**Provided material**
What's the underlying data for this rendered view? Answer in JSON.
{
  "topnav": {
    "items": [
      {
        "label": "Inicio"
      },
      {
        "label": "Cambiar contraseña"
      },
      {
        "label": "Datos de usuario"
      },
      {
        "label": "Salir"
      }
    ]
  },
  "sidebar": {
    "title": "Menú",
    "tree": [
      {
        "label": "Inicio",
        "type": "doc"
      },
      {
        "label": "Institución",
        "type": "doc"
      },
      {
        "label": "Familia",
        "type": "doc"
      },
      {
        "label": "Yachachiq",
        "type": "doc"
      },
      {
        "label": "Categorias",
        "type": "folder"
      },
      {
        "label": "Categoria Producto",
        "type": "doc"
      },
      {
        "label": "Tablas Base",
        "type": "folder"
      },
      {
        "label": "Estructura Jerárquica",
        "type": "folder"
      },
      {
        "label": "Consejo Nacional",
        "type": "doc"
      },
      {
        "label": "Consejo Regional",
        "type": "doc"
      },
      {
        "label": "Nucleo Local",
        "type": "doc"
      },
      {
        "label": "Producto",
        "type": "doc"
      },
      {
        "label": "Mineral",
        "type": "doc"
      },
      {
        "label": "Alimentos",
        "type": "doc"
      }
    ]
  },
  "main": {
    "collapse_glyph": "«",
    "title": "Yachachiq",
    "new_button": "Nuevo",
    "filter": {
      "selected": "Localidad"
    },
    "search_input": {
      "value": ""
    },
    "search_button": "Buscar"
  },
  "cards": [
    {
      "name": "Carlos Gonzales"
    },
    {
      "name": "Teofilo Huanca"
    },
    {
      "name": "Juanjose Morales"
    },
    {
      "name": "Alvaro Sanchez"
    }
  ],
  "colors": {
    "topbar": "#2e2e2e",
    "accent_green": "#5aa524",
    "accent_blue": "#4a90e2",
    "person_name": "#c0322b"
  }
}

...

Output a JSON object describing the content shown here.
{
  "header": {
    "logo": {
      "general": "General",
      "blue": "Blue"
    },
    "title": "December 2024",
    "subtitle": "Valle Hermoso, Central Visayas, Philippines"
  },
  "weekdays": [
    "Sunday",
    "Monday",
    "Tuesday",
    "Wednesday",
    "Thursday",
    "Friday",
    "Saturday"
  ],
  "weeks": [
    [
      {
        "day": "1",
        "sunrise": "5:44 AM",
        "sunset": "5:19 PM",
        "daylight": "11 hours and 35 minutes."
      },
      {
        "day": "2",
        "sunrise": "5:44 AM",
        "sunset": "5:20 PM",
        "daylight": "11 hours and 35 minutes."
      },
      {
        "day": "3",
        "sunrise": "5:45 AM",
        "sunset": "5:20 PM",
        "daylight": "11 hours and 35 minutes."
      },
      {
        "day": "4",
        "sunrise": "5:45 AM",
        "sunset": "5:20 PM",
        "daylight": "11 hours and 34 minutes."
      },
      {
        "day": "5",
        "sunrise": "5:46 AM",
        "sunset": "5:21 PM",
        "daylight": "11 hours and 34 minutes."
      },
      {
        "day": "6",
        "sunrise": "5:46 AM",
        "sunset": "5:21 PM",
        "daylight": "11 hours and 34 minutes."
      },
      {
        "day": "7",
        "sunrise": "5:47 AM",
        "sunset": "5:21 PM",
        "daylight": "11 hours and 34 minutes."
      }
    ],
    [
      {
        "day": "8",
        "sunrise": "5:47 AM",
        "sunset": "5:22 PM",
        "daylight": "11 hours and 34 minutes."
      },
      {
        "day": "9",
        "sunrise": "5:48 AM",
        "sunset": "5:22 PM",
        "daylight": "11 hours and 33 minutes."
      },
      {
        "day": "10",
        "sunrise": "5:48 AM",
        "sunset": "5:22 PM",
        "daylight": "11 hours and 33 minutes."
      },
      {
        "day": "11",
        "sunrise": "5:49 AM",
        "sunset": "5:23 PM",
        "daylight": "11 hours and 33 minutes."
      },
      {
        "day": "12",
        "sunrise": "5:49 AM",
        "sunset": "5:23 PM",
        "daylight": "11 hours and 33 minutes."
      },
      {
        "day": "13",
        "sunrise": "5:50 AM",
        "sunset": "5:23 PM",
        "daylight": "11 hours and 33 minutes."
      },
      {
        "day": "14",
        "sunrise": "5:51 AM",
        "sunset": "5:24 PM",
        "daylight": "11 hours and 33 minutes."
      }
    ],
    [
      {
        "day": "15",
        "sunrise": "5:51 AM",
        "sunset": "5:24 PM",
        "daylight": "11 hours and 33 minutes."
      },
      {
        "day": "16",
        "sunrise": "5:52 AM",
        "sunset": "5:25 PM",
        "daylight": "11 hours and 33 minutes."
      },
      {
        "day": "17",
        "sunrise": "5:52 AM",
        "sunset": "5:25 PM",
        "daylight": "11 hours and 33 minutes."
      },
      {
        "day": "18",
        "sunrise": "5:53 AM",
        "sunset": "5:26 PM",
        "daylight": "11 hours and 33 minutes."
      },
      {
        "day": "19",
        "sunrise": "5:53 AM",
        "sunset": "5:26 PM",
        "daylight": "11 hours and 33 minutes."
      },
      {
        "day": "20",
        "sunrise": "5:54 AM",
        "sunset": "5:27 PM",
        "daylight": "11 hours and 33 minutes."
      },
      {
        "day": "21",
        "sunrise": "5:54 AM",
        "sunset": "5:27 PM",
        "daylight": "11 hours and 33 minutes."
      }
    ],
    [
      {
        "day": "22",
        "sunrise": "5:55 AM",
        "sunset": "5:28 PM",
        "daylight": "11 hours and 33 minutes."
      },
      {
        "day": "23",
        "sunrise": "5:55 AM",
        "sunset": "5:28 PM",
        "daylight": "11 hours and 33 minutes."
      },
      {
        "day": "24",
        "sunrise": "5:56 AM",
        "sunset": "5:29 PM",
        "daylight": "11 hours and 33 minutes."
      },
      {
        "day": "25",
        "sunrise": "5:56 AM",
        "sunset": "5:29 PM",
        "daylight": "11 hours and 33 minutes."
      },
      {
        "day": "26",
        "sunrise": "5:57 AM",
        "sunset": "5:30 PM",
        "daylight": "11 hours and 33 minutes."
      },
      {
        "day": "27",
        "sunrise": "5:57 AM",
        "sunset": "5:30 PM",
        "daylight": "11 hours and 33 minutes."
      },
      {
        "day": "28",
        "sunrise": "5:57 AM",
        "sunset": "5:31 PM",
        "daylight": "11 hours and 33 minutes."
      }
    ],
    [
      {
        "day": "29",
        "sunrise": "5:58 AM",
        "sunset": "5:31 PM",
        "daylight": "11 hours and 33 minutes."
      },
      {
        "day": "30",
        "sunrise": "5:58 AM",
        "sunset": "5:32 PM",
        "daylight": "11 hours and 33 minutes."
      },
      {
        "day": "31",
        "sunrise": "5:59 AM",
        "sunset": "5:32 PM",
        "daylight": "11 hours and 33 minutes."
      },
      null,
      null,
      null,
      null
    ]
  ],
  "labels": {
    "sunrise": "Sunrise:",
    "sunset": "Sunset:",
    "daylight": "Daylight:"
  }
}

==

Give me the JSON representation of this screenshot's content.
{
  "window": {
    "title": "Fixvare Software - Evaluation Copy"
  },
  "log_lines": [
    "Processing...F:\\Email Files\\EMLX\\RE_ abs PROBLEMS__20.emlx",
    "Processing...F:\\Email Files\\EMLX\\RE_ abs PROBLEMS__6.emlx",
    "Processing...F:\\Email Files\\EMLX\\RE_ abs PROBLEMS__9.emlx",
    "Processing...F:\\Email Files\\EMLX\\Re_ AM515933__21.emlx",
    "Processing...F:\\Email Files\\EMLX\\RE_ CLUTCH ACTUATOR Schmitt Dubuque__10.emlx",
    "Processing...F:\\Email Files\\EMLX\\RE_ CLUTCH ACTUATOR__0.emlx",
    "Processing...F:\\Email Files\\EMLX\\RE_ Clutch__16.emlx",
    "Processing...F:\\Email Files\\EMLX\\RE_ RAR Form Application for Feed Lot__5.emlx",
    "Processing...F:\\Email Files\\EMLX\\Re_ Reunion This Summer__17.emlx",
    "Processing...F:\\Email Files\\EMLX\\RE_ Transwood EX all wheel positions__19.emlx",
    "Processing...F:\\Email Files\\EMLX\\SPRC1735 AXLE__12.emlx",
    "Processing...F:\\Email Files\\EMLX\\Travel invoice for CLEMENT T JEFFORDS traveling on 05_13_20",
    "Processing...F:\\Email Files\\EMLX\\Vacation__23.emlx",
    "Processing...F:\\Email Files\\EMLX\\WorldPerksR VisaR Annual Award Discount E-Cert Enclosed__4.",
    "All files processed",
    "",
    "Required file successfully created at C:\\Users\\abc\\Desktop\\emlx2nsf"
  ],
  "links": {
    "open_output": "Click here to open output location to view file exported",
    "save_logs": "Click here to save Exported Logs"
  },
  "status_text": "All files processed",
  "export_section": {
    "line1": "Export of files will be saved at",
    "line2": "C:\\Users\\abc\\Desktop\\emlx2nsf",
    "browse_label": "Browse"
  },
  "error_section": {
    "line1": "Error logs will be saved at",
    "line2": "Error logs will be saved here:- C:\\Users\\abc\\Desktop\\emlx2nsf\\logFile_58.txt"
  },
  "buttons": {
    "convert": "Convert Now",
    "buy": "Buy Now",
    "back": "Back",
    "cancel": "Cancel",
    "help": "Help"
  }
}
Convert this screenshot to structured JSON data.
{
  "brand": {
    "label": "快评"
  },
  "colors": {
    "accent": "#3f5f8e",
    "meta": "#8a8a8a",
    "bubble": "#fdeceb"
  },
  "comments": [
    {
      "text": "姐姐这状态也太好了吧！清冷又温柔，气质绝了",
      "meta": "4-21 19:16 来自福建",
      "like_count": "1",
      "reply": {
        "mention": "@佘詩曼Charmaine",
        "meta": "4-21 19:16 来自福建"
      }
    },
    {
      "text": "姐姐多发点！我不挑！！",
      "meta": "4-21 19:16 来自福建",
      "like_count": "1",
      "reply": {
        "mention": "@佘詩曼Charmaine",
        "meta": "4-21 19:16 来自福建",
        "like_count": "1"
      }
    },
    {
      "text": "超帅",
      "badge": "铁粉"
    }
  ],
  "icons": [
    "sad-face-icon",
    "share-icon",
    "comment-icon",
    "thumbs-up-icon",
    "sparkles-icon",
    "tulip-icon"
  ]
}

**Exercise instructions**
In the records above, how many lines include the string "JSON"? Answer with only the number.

**Problem solution**
4